──────── Provided information

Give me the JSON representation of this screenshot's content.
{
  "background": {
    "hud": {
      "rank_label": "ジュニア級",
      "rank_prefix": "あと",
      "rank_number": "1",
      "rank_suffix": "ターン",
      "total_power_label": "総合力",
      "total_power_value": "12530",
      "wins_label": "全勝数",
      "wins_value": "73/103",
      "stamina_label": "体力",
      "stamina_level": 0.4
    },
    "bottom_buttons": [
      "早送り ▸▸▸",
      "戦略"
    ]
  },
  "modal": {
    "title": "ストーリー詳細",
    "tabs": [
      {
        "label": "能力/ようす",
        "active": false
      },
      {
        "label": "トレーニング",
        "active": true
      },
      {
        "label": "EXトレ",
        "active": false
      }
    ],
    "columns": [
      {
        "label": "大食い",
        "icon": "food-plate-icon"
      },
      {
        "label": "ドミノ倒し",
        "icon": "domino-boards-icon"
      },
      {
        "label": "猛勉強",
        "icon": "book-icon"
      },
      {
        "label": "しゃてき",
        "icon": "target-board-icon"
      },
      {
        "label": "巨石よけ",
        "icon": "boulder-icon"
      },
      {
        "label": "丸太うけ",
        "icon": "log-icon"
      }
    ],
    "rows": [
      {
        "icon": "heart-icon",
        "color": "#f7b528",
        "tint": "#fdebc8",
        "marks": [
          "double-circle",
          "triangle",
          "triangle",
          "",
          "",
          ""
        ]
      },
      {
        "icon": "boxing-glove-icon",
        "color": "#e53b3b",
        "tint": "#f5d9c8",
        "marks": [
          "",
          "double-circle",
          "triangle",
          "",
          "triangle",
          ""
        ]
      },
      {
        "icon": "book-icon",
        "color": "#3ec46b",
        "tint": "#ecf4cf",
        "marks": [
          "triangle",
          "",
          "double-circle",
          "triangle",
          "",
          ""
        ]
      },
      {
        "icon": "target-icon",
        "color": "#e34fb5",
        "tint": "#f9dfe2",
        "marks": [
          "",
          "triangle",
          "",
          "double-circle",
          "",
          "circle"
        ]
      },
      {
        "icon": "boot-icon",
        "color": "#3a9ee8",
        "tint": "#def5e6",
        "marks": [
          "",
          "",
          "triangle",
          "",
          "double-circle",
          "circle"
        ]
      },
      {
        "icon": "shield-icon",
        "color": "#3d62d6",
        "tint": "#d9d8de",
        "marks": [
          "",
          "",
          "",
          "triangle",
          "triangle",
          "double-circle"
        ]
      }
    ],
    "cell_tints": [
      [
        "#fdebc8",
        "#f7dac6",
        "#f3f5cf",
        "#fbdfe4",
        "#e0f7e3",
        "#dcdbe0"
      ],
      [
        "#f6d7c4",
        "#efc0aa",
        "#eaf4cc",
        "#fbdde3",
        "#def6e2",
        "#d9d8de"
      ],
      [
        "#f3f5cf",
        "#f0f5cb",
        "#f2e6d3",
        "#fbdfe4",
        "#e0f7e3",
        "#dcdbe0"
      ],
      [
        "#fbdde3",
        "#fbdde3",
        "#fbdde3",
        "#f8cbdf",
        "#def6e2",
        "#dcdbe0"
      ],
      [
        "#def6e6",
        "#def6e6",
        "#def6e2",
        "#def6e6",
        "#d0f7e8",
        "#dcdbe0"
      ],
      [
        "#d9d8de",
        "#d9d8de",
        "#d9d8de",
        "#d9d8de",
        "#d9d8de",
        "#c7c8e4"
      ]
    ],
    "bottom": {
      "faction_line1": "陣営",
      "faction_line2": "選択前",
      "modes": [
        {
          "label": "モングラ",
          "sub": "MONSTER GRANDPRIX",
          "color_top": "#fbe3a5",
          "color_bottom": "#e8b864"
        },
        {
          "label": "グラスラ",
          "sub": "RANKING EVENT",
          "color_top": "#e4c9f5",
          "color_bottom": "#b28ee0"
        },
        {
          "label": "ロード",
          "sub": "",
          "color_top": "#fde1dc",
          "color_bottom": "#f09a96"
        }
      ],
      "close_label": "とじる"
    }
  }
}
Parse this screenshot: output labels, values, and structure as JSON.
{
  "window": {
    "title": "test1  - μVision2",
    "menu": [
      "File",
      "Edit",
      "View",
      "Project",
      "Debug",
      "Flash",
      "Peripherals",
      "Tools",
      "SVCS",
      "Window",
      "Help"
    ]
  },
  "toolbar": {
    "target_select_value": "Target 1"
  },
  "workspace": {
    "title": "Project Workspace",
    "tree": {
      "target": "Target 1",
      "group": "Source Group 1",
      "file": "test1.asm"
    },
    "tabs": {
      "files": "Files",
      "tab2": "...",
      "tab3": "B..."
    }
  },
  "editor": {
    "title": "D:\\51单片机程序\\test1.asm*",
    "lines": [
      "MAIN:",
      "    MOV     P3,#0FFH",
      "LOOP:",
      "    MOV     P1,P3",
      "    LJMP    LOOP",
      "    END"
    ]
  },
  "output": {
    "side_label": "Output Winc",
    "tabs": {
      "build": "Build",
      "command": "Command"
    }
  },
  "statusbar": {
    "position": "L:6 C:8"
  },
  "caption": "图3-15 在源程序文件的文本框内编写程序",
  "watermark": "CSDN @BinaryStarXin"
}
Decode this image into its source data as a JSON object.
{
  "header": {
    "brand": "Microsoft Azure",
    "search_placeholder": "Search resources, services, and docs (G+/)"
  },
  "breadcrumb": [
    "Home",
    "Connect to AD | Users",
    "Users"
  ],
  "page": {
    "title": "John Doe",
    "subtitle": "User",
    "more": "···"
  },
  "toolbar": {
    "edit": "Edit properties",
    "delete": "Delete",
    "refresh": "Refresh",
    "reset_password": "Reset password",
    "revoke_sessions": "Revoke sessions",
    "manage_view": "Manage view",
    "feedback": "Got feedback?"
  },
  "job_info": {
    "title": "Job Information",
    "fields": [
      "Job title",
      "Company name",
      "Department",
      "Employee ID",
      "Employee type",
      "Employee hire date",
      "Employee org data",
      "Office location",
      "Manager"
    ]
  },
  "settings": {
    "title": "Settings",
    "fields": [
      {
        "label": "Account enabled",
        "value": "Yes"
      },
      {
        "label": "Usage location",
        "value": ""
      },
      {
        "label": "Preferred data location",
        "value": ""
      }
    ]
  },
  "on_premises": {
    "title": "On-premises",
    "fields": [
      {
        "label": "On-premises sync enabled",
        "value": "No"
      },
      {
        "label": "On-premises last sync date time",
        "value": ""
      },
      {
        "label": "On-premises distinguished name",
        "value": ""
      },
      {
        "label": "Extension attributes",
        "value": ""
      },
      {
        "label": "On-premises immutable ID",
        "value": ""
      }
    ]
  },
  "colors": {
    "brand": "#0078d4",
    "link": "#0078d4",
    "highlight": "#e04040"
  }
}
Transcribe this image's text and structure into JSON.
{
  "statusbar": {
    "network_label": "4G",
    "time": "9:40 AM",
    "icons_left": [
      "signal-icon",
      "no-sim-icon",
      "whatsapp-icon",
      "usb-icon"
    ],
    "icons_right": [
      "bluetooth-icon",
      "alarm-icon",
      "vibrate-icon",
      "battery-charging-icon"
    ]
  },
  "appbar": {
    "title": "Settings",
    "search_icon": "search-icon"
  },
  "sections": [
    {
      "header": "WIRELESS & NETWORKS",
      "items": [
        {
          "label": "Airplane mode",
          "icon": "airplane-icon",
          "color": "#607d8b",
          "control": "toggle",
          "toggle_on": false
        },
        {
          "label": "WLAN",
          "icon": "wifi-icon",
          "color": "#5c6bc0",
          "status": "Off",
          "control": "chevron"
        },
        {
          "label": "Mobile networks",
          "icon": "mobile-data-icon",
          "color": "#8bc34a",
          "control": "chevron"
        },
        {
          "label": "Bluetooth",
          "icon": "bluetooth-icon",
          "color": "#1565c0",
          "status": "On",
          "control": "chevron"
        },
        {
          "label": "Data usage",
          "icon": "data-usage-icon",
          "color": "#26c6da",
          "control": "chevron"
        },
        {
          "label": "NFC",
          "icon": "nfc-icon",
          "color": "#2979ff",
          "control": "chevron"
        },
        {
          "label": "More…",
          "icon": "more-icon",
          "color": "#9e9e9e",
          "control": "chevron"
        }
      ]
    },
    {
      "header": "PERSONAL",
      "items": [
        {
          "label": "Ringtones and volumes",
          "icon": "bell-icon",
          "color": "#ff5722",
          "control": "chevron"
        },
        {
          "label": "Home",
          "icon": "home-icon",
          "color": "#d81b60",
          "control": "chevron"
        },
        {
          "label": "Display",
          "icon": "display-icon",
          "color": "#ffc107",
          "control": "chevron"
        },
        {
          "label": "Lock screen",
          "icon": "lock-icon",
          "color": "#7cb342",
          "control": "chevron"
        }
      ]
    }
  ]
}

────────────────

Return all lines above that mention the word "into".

Decode this image into its source data as a JSON object.
Transcribe this image's text and structure into JSON.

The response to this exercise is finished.